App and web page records

((

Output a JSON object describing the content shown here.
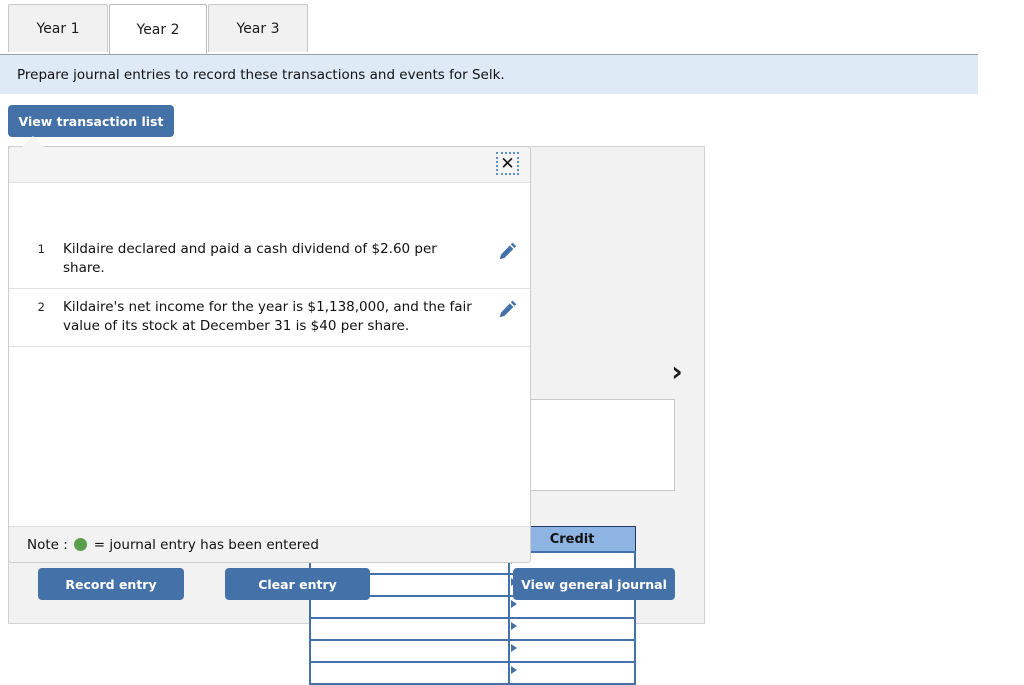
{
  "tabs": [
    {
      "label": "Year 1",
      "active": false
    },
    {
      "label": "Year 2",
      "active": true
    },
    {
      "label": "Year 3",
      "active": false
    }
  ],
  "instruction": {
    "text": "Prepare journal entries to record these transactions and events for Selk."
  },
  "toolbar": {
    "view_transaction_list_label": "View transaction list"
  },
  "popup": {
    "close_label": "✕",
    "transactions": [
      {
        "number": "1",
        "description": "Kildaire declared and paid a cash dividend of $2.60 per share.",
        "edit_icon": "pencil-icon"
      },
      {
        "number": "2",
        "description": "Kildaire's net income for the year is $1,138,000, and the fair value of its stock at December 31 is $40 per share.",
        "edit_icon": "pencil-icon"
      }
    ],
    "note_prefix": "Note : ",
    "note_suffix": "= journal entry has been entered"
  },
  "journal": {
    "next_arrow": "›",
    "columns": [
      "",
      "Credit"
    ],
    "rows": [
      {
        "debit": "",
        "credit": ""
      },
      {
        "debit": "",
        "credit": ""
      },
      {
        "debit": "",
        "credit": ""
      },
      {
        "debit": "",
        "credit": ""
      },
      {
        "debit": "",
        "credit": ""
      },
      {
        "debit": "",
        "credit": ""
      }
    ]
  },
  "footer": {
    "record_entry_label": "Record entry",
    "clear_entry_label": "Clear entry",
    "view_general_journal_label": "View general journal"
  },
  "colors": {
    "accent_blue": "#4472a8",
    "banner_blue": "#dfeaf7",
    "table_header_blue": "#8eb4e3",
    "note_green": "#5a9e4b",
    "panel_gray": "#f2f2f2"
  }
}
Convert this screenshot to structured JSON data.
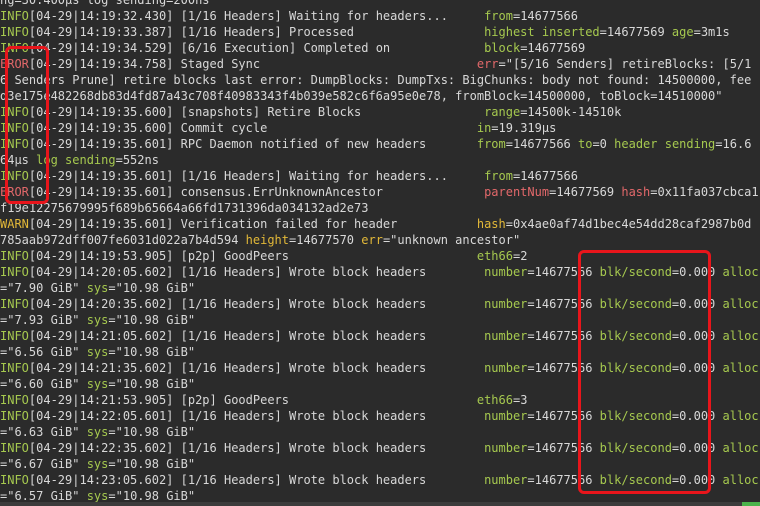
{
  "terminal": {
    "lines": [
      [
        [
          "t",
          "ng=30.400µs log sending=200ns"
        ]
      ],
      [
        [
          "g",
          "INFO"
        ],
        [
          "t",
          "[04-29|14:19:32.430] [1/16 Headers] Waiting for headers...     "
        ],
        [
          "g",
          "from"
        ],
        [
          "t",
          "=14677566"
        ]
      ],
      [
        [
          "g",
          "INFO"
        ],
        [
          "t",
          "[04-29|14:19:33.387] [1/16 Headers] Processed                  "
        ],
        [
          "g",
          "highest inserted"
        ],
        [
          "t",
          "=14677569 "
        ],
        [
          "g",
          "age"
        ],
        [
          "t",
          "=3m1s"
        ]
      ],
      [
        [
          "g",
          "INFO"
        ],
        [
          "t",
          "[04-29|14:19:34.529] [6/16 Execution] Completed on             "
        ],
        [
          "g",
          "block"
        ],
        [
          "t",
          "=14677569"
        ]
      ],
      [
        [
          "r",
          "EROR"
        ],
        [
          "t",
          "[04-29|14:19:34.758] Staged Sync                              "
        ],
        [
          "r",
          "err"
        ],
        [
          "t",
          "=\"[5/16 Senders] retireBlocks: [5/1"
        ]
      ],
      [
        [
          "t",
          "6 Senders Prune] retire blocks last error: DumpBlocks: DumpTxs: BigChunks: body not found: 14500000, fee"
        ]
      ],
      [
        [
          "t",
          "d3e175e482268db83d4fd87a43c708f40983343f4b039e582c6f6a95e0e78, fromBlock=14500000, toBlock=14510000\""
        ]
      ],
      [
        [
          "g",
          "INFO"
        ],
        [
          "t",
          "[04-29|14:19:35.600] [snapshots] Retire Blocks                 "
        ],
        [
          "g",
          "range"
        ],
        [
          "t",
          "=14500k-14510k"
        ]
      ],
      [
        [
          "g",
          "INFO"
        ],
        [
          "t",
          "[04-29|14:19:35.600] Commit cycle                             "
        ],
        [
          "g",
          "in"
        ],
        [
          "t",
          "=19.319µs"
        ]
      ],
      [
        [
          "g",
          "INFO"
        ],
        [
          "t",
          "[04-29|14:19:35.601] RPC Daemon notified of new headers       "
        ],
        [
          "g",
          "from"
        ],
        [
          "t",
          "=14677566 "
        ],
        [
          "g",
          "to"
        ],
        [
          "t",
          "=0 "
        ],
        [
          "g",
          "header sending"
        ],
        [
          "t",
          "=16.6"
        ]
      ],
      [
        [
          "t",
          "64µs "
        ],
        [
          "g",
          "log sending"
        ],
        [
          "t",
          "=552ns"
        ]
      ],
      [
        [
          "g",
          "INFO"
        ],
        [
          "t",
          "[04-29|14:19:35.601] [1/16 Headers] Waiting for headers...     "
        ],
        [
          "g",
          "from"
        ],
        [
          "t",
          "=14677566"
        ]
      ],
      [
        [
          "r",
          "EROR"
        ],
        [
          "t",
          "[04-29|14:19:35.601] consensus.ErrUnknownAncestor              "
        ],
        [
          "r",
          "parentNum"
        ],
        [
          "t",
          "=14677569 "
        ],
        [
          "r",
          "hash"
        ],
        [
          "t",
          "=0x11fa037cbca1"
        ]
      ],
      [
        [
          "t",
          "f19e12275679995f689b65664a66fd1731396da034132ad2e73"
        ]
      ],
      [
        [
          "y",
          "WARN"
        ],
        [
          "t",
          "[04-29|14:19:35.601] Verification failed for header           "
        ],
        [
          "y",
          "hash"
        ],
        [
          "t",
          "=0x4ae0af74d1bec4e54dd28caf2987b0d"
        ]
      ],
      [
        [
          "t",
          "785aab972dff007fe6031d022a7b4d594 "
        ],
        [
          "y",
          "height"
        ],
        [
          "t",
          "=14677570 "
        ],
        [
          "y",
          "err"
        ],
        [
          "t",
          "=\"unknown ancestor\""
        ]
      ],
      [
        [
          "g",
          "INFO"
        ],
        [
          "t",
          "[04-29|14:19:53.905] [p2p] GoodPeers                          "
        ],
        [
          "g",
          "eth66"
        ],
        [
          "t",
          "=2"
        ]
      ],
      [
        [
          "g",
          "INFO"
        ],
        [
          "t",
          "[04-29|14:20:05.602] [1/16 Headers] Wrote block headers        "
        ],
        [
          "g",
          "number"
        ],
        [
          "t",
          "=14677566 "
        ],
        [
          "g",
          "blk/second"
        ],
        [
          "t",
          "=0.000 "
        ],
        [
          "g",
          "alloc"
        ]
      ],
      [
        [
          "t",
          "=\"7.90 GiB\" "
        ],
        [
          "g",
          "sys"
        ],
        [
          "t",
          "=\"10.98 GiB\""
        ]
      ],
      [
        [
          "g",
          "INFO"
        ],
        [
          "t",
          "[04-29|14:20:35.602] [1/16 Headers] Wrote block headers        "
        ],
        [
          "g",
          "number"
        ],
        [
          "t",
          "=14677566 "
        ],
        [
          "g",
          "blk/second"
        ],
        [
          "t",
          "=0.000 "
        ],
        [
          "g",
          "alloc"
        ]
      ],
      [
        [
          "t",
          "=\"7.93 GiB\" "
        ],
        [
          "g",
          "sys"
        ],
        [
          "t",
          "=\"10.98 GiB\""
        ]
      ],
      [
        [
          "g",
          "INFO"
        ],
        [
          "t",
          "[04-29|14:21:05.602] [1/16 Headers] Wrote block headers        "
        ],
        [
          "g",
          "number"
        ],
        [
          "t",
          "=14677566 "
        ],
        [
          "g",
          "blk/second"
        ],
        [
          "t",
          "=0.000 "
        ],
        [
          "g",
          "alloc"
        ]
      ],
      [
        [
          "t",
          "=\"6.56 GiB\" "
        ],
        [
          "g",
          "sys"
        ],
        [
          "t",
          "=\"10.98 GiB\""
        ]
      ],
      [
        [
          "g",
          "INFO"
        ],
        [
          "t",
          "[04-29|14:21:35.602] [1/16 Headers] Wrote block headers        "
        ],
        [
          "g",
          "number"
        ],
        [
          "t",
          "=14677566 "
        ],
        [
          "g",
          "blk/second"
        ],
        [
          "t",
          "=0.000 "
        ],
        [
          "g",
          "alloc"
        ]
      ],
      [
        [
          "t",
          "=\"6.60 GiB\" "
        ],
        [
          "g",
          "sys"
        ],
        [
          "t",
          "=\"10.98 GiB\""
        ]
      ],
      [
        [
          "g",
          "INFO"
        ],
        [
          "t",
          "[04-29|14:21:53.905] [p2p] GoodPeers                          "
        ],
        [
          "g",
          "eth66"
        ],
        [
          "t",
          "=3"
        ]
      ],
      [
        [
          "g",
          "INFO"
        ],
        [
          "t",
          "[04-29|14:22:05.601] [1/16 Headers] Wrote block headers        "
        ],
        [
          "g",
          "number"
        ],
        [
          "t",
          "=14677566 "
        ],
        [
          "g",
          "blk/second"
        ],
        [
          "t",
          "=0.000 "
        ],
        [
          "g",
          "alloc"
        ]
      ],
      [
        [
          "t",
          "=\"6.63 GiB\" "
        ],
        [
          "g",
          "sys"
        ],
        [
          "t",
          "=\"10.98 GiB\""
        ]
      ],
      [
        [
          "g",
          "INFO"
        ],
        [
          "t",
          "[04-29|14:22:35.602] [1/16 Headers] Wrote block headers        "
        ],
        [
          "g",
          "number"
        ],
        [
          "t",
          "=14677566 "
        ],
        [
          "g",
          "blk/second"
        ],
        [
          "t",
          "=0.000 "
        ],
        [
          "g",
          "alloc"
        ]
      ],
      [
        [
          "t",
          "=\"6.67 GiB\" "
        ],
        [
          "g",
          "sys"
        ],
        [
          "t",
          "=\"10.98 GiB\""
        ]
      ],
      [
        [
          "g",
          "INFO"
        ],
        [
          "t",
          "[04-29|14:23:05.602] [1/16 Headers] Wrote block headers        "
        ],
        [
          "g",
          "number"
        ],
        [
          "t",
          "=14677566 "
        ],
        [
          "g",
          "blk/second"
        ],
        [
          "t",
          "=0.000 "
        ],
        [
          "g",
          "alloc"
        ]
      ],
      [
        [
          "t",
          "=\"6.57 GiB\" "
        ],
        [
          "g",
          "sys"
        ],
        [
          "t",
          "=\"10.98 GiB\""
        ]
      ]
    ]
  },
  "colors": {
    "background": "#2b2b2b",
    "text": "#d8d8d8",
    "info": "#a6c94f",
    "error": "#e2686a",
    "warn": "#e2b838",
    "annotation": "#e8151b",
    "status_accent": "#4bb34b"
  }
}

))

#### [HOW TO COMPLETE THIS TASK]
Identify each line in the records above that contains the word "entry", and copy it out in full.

#### [ANSWER FOR THIS EXERCISE]
    "note_suffix": "= journal entry has been entered"
    "record_entry_label": "Record entry",
    "clear_entry_label": "Clear entry",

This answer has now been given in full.